By this point, we've all consumed a sufficient amount of media to know that, yes, looks can indeed be deceiving. The bigger they come, the harder they fall, don't judge a book by it's cover, it's not the size of the dog in the fight but the size of the fight in the dog, and so on and so forth.
And yet, there's constantly this internal nagging thread of superficial logic telling us otherwise. A mosquito might kill more men per year than a hippo, but we all know which we'd cross the street from.
This applies to video games too, where to this day the old-school rule that bigger=badder persists. Infrequently is the final boss not the one that stands the most storeys high and strains the hardware the most. Drama - and the sort of visual spectacle that makes people want to buy the game - demands it. Fumito Ueda's masterpiece was called Shadow of the Colossus, not Shadow of the Deceptively Tough Rodent, after all.
That means, when coming up against a boss that for all intents and purposes is a goldfish, we're deluded into thinking it'll be a piece of p*ss/cake/p*sscake.
It never is (with one wormy exception).
10. Tinker Knight (Shovel Knight)
Unlike the rest of the Order of No Quarter, Shovel Knight's villainous troupe of errant champions intent on conquering the Valley in the name of the Enchantress, Tinker Knight isn't one for rushing into battle and hitting things in the face with swords. Instead, he wages war from his workshop, ingeniously crafting an automated army to stop foes before they can get close. It's the end of the assembly line for anyone who dares.
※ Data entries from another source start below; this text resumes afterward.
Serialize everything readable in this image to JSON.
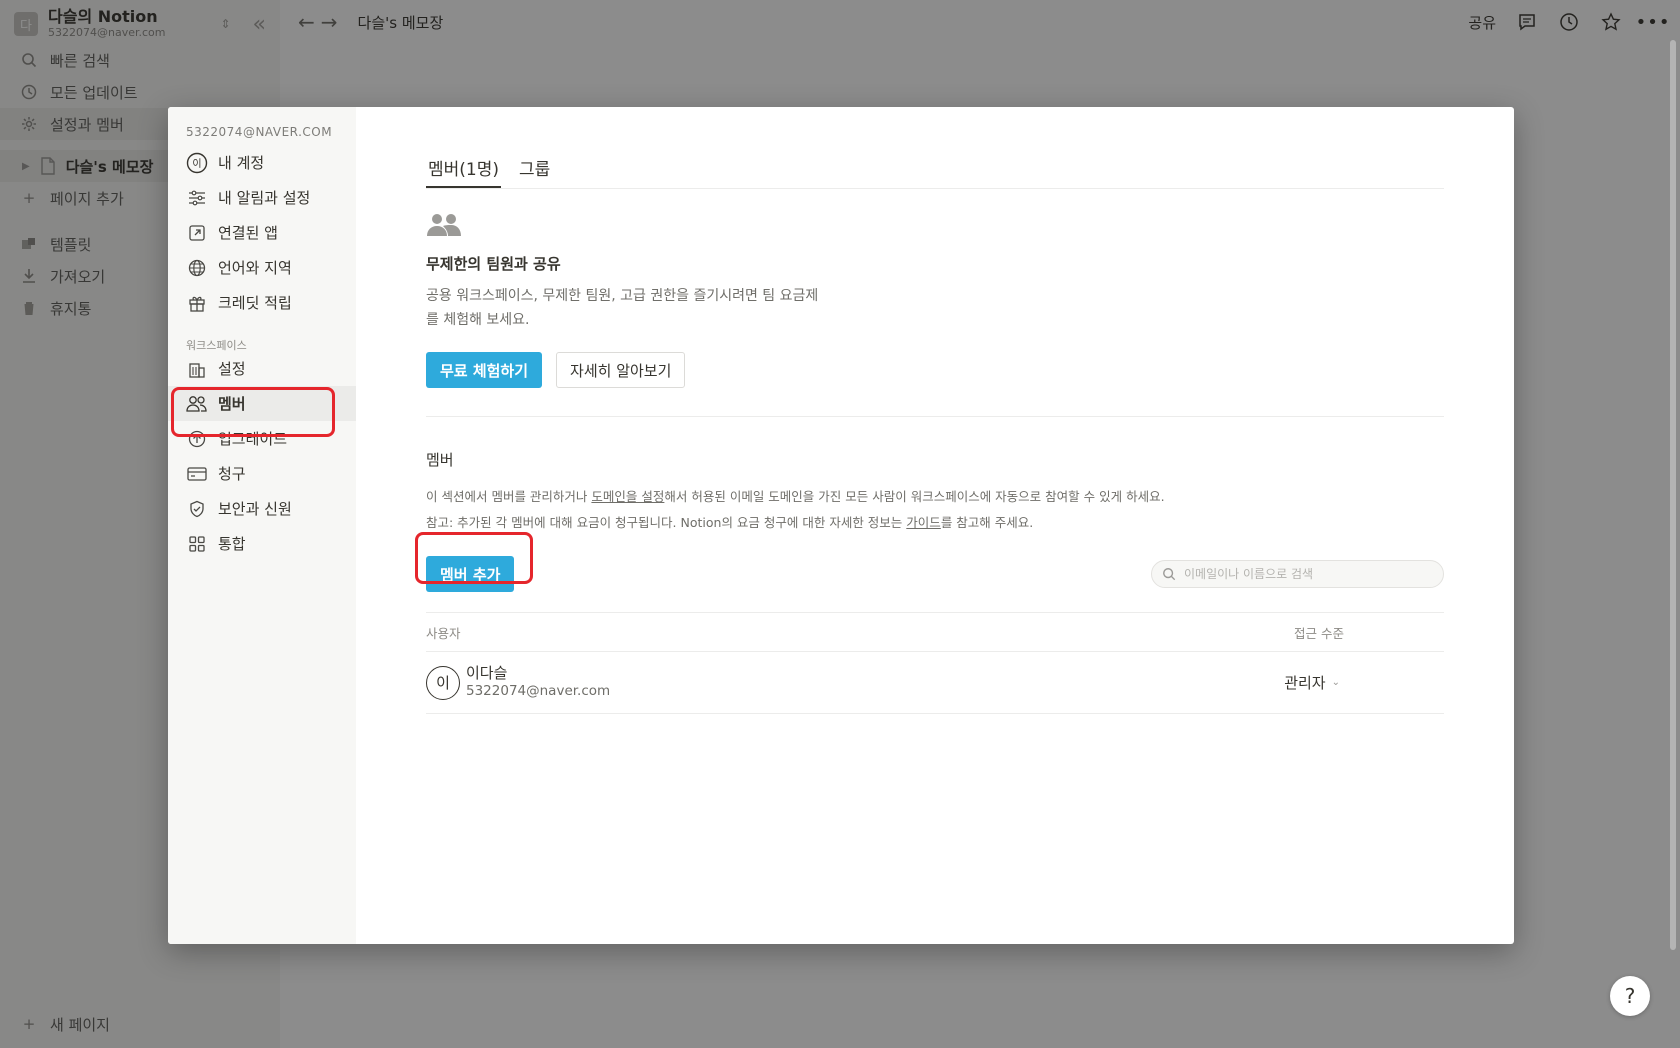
{
  "workspace": {
    "avatar_letter": "다",
    "name": "다슬의 Notion",
    "email": "5322074@naver.com"
  },
  "sidebar": {
    "quick_search": "빠른 검색",
    "all_updates": "모든 업데이트",
    "settings_members": "설정과 멤버",
    "page_title": "다슬's 메모장",
    "add_page": "페이지 추가",
    "templates": "템플릿",
    "import": "가져오기",
    "trash": "휴지통",
    "new_page": "새 페이지"
  },
  "topbar": {
    "breadcrumb": "다슬's 메모장",
    "share": "공유"
  },
  "help_label": "?",
  "settings_modal": {
    "account_email": "5322074@NAVER.COM",
    "account_items": [
      {
        "label": "내 계정"
      },
      {
        "label": "내 알림과 설정"
      },
      {
        "label": "연결된 앱"
      },
      {
        "label": "언어와 지역"
      },
      {
        "label": "크레딧 적립"
      }
    ],
    "workspace_section": "워크스페이스",
    "workspace_items": [
      {
        "label": "설정"
      },
      {
        "label": "멤버"
      },
      {
        "label": "업그레이드"
      },
      {
        "label": "청구"
      },
      {
        "label": "보안과 신원"
      },
      {
        "label": "통합"
      }
    ],
    "tabs": [
      {
        "label": "멤버(1명)",
        "active": true
      },
      {
        "label": "그룹",
        "active": false
      }
    ],
    "upsell": {
      "title": "무제한의 팀원과 공유",
      "description": "공용 워크스페이스, 무제한 팀원, 고급 권한을 즐기시려면 팀 요금제를 체험해 보세요.",
      "trial_button": "무료 체험하기",
      "learn_more_button": "자세히 알아보기"
    },
    "members": {
      "heading": "멤버",
      "desc_line1_part1": "이 섹션에서 멤버를 관리하거나 ",
      "desc_line1_link": "도메인을 설정",
      "desc_line1_part2": "해서 허용된 이메일 도메인을 가진 모든 사람이 워크스페이스에 자동으로 참여할 수 있게 하세요.",
      "desc_line2_part1": "참고: 추가된 각 멤버에 대해 요금이 청구됩니다. Notion의 요금 청구에 대한 자세한 정보는 ",
      "desc_line2_link": "가이드",
      "desc_line2_part2": "를 참고해 주세요.",
      "add_button": "멤버 추가",
      "search_placeholder": "이메일이나 이름으로 검색",
      "columns": {
        "user": "사용자",
        "access": "접근 수준"
      },
      "rows": [
        {
          "avatar": "이",
          "name": "이다슬",
          "email": "5322074@naver.com",
          "role": "관리자"
        }
      ]
    }
  },
  "colors": {
    "accent_blue": "#2eaadc",
    "highlight_red": "#e5262c",
    "sidebar_bg": "#f7f7f5"
  }
}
Except, that is, for Shovel Knight, whose spade can dispatch of any and all of Tinker Knight's tools of destruction. If the player manages to get within a sniff of Tinker's epicentre of oily operations, the gadgeteer, armed with only a wrench, begins to panic, running around in a frenzy like a faulty robot. A few bonks and he's done for.
... or is he? Of course not: this is Shovel Knight, after all. Gears thoroughly ground, Tinker Knight re-emerges in a mecha to end all mechas, replete with the standard comically oversized drill. Now that throws a spanner in the works.